What the task requires
Before you finish, make sure every line below has been written out exactly.

Data excerpts:
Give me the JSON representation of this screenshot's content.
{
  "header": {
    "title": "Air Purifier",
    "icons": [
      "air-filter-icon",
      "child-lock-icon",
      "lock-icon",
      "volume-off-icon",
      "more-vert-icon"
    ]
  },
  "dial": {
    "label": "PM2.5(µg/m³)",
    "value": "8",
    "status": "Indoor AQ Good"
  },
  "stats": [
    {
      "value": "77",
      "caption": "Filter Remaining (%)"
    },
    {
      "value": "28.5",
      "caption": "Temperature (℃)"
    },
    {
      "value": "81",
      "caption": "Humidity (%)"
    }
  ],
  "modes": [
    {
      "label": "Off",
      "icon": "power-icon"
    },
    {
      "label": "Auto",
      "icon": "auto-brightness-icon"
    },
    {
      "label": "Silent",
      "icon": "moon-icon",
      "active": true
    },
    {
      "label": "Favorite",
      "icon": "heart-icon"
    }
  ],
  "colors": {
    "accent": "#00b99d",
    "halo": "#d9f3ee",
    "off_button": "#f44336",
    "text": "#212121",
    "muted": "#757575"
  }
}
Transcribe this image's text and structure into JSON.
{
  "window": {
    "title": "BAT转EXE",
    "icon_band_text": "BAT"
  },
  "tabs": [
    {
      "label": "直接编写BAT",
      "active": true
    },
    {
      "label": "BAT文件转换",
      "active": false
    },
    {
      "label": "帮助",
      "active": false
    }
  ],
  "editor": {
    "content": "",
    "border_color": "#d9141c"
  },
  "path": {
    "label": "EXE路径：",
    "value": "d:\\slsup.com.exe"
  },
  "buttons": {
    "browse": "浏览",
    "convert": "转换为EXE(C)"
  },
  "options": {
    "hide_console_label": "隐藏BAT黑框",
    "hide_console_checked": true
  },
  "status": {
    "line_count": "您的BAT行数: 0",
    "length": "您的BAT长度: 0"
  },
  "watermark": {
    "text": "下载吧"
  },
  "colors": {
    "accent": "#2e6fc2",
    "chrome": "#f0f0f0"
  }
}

Response to the task
Give me the JSON representation of this screenshot's content.
{
  "header": {
    "title": "Air Purifier",
    "icons": [
      "air-filter-icon",
      "child-lock-icon",
      "lock-icon",
      "volume-off-icon",
      "more-vert-icon"
    ]
  },
  "dial": {
    "label": "PM2.5(µg/m³)",
    "value": "8",
    "status": "Indoor AQ Good"
  },
  "stats": [
    {
      "value": "77",
      "caption": "Filter Remaining (%)"
    },
    {
      "value": "28.5",
      "caption": "Temperature (℃)"
    },
    {
      "value": "81",
      "caption": "Humidity (%)"
    }
  ],
  "modes": [
    {
      "label": "Off",
      "icon": "power-icon"
    },
    {
      "label": "Auto",
      "icon": "auto-brightness-icon"
    },
    {
      "label": "Silent",
      "icon": "moon-icon",
      "active": true
    },
    {
      "label": "Favorite",
      "icon": "heart-icon"
    }
  ],
  "colors": {
    "accent": "#00b99d",
    "halo": "#d9f3ee",
    "off_button": "#f44336",
    "text": "#212121",
    "muted": "#757575"
  }
}
Transcribe this image's text and structure into JSON.
{
  "window": {
    "title": "BAT转EXE",
    "icon_band_text": "BAT"
  },
  "tabs": [
    {
      "label": "直接编写BAT",
      "active": true
    },
    {
      "label": "BAT文件转换",
      "active": false
    },
    {
      "label": "帮助",
      "active": false
    }
  ],
  "editor": {
    "content": "",
    "border_color": "#d9141c"
  },
  "path": {
    "label": "EXE路径：",
    "value": "d:\\slsup.com.exe"
  },
  "buttons": {
    "browse": "浏览",
    "convert": "转换为EXE(C)"
  },
  "options": {
    "hide_console_label": "隐藏BAT黑框",
    "hide_console_checked": true
  },
  "status": {
    "line_count": "您的BAT行数: 0",
    "length": "您的BAT长度: 0"
  },
  "watermark": {
    "text": "下载吧"
  },
  "colors": {
    "accent": "#2e6fc2",
    "chrome": "#f0f0f0"
  }
}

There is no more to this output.